[Records excerpted from a collection]
***
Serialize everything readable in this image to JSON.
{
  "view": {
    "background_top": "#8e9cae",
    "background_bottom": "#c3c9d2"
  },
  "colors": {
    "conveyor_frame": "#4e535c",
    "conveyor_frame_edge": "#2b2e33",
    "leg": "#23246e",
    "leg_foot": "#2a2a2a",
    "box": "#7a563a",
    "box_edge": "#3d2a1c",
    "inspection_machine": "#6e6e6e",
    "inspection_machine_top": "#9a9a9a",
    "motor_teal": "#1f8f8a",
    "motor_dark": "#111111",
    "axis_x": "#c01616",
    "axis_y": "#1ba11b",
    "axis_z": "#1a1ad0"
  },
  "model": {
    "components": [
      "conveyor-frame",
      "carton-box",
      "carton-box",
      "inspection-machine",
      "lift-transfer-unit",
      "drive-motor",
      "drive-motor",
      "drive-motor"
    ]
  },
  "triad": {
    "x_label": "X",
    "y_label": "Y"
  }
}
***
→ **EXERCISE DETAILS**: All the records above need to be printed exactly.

→ **SOLUTION TO THIS TASK**:
Serialize everything readable in this image to JSON.
{
  "view": {
    "background_top": "#8e9cae",
    "background_bottom": "#c3c9d2"
  },
  "colors": {
    "conveyor_frame": "#4e535c",
    "conveyor_frame_edge": "#2b2e33",
    "leg": "#23246e",
    "leg_foot": "#2a2a2a",
    "box": "#7a563a",
    "box_edge": "#3d2a1c",
    "inspection_machine": "#6e6e6e",
    "inspection_machine_top": "#9a9a9a",
    "motor_teal": "#1f8f8a",
    "motor_dark": "#111111",
    "axis_x": "#c01616",
    "axis_y": "#1ba11b",
    "axis_z": "#1a1ad0"
  },
  "model": {
    "components": [
      "conveyor-frame",
      "carton-box",
      "carton-box",
      "inspection-machine",
      "lift-transfer-unit",
      "drive-motor",
      "drive-motor",
      "drive-motor"
    ]
  },
  "triad": {
    "x_label": "X",
    "y_label": "Y"
  }
}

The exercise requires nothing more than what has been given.